First, he makes the bread dough and sets it aside to give it time to [rise, raise].  Then, he begins his long day. His parents [rose, raised] him and taught him to work hard.

He bakes dozens of loaves of breads, cakes and rolls. The ovens [rise, raise] the room temperature, but he is used to working in a very warm kitchen.

Charles has [rising, raising] costs and demands. He has three helpers. With the increase in sales of his breads, he has had to [rise, raise] the number of employees who work for him. With the [rise, raise] in the cost of living, he has also had to offer his employees [a rise, a raise] in salary so that they can make ends meet. Also, He has to pay his suppliers who buy directly from farmers who [rise, raise] and mill wheat for his bread flour.

Because his business is increasing so fast, It is easy for him [rise, raise] money from investors. His name has been [rising, raising], in the world of successful baker-businessmen.

demand (N)  – asking for something

investors (N) – businessmen or institutions who are willing to loan money in return for some of the profit (gains)

make ends meet (expression) – pay their bills
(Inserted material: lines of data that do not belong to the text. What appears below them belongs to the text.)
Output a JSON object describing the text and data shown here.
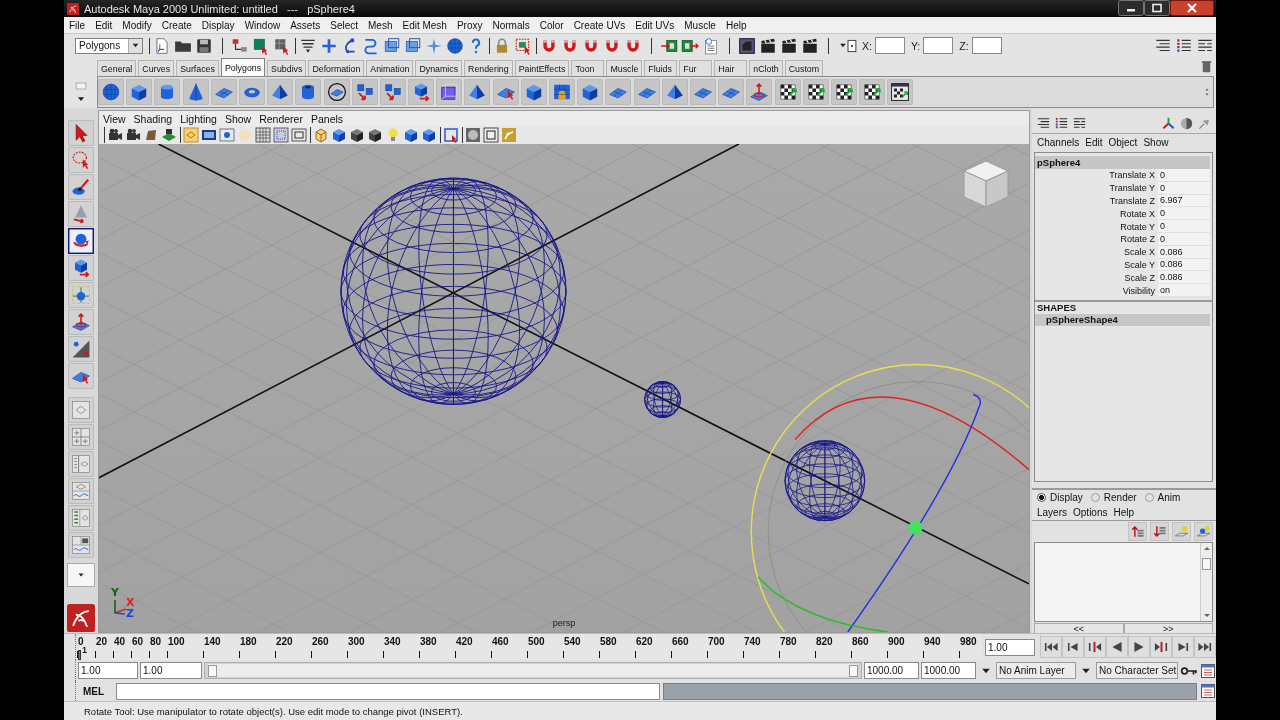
{
  "window": {
    "title": "Autodesk Maya 2009 Unlimited: untitled   ---   pSphere4"
  },
  "menu_bar": [
    "File",
    "Edit",
    "Modify",
    "Create",
    "Display",
    "Window",
    "Assets",
    "Select",
    "Mesh",
    "Edit Mesh",
    "Proxy",
    "Normals",
    "Color",
    "Create UVs",
    "Edit UVs",
    "Muscle",
    "Help"
  ],
  "status_line": {
    "menu_set": "Polygons",
    "coordinate_labels": [
      "X:",
      "Y:",
      "Z:"
    ]
  },
  "shelf": {
    "tabs": [
      {
        "label": "General",
        "selected": false
      },
      {
        "label": "Curves",
        "selected": false
      },
      {
        "label": "Surfaces",
        "selected": false
      },
      {
        "label": "Polygons",
        "selected": true
      },
      {
        "label": "Subdivs",
        "selected": false
      },
      {
        "label": "Deformation",
        "selected": false
      },
      {
        "label": "Animation",
        "selected": false
      },
      {
        "label": "Dynamics",
        "selected": false
      },
      {
        "label": "Rendering",
        "selected": false
      },
      {
        "label": "PaintEffects",
        "selected": false
      },
      {
        "label": "Toon",
        "selected": false
      },
      {
        "label": "Muscle",
        "selected": false
      },
      {
        "label": "Fluids",
        "selected": false
      },
      {
        "label": "Fur",
        "selected": false
      },
      {
        "label": "Hair",
        "selected": false
      },
      {
        "label": "nCloth",
        "selected": false
      },
      {
        "label": "Custom",
        "selected": false
      }
    ]
  },
  "toolbox": {
    "tools": [
      {
        "selected": false
      },
      {
        "selected": false
      },
      {
        "selected": false
      },
      {
        "selected": false
      },
      {
        "selected": true
      },
      {
        "selected": false
      },
      {
        "selected": false
      },
      {
        "selected": false
      },
      {
        "selected": false
      },
      {
        "selected": false
      }
    ]
  },
  "viewport": {
    "menu": [
      "View",
      "Shading",
      "Lighting",
      "Show",
      "Renderer",
      "Panels"
    ],
    "camera": "persp",
    "axis_gizmo": [
      {
        "label": "Y",
        "color": "#0a6a0a"
      },
      {
        "label": "X",
        "color": "#e02222"
      },
      {
        "label": "Z",
        "color": "#2244dd"
      }
    ]
  },
  "channel_box": {
    "menu": [
      "Channels",
      "Edit",
      "Object",
      "Show"
    ],
    "object": "pSphere4",
    "channels": [
      {
        "name": "Translate X",
        "value": "0"
      },
      {
        "name": "Translate Y",
        "value": "0"
      },
      {
        "name": "Translate Z",
        "value": "6.967"
      },
      {
        "name": "Rotate X",
        "value": "0"
      },
      {
        "name": "Rotate Y",
        "value": "0"
      },
      {
        "name": "Rotate Z",
        "value": "0"
      },
      {
        "name": "Scale X",
        "value": "0.086"
      },
      {
        "name": "Scale Y",
        "value": "0.086"
      },
      {
        "name": "Scale Z",
        "value": "0.086"
      },
      {
        "name": "Visibility",
        "value": "on"
      }
    ],
    "shapes_heading": "SHAPES",
    "shapes": [
      {
        "name": "pSphereShape4",
        "selected": true
      }
    ]
  },
  "layer_editor": {
    "modes": [
      {
        "label": "Display",
        "selected": true
      },
      {
        "label": "Render",
        "selected": false
      },
      {
        "label": "Anim",
        "selected": false
      }
    ],
    "menu": [
      "Layers",
      "Options",
      "Help"
    ],
    "nav_buttons": [
      "<<",
      ">>"
    ]
  },
  "time_slider": {
    "ticks": [
      "0",
      "20",
      "40",
      "60",
      "80",
      "100",
      "140",
      "180",
      "220",
      "260",
      "300",
      "340",
      "380",
      "420",
      "460",
      "500",
      "540",
      "580",
      "620",
      "660",
      "700",
      "740",
      "780",
      "820",
      "860",
      "900",
      "940",
      "980"
    ],
    "level": 0.001,
    "marker_label": "1",
    "current_frame": "1.00"
  },
  "range_slider": {
    "start_time": "1.00",
    "playback_start": "1.00",
    "level": 1,
    "playback_end": "1000.00",
    "end_time": "1000.00",
    "anim_layer": "No Anim Layer",
    "character_set": "No Character Set"
  },
  "command_line": {
    "label": "MEL"
  },
  "help_line": "Rotate Tool: Use manipulator to rotate object(s). Use edit mode to change pivot (INSERT)."
}
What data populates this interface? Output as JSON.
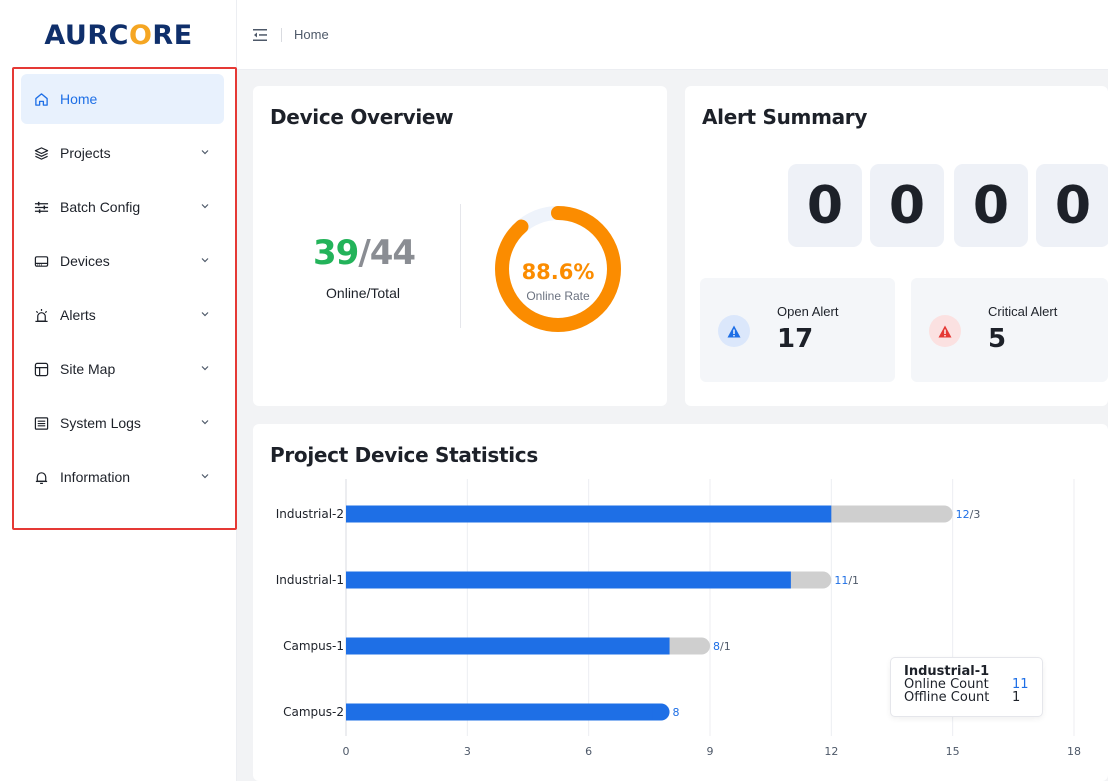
{
  "brand": {
    "part1": "AURC",
    "part2": "O",
    "part3": "RE"
  },
  "topbar": {
    "breadcrumb": "Home"
  },
  "sidebar": {
    "items": [
      {
        "label": "Home",
        "icon": "home-icon",
        "active": true,
        "has_children": false
      },
      {
        "label": "Projects",
        "icon": "layers-icon",
        "active": false,
        "has_children": true
      },
      {
        "label": "Batch Config",
        "icon": "sliders-icon",
        "active": false,
        "has_children": true
      },
      {
        "label": "Devices",
        "icon": "device-icon",
        "active": false,
        "has_children": true
      },
      {
        "label": "Alerts",
        "icon": "alarm-icon",
        "active": false,
        "has_children": true
      },
      {
        "label": "Site Map",
        "icon": "layout-icon",
        "active": false,
        "has_children": true
      },
      {
        "label": "System Logs",
        "icon": "log-icon",
        "active": false,
        "has_children": true
      },
      {
        "label": "Information",
        "icon": "bell-icon",
        "active": false,
        "has_children": true
      }
    ]
  },
  "device_overview": {
    "title": "Device Overview",
    "online": "39",
    "separator": "/",
    "total": "44",
    "online_total_label": "Online/Total",
    "online_rate": "88.6%",
    "online_rate_value": 0.886,
    "online_rate_label": "Online Rate",
    "colors": {
      "online": "#23b35a",
      "ring": "#fb8c00",
      "ring_track": "#eef3fb"
    }
  },
  "alert_summary": {
    "title": "Alert Summary",
    "digits": [
      "0",
      "0",
      "0",
      "0"
    ],
    "open_alert": {
      "label": "Open Alert",
      "value": "17",
      "icon": "warning-icon",
      "color": "#1e6fe6"
    },
    "critical_alert": {
      "label": "Critical Alert",
      "value": "5",
      "icon": "warning-icon",
      "color": "#e53935"
    }
  },
  "project_stats": {
    "title": "Project Device Statistics",
    "tooltip": {
      "title": "Industrial-1",
      "rows": [
        {
          "key": "Online Count",
          "value": "11"
        },
        {
          "key": "Offline Count",
          "value": "1"
        }
      ]
    }
  },
  "chart_data": {
    "type": "bar",
    "orientation": "horizontal",
    "stacked": true,
    "title": "Project Device Statistics",
    "categories": [
      "Industrial-2",
      "Industrial-1",
      "Campus-1",
      "Campus-2"
    ],
    "series": [
      {
        "name": "Online Count",
        "values": [
          12,
          11,
          8,
          8
        ],
        "color": "#1e6fe6"
      },
      {
        "name": "Offline Count",
        "values": [
          3,
          1,
          1,
          0
        ],
        "color": "#cfcfcf"
      }
    ],
    "bar_labels": [
      "12/3",
      "11/1",
      "8/1",
      "8"
    ],
    "xlim": [
      0,
      18
    ],
    "xticks": [
      0,
      3,
      6,
      9,
      12,
      15,
      18
    ],
    "grid": true
  }
}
mill (V) – grind wheat into flour

rise to the occasion (expression) – find courage or bravery to do what is needed for a particular challenge

salary (N) – money given to an employee for his or her work

 

 

Complete the sentence.

  1. Select the response from the list that best completes the sentence. 
  2. Compare your response to the feedback by clicking the "Check 1-11" button at the bottom, or click the "Check" button to the left  as you go.

 

1.

2.

3.

4.

5.

6.

7.

8.

9.

10.

11.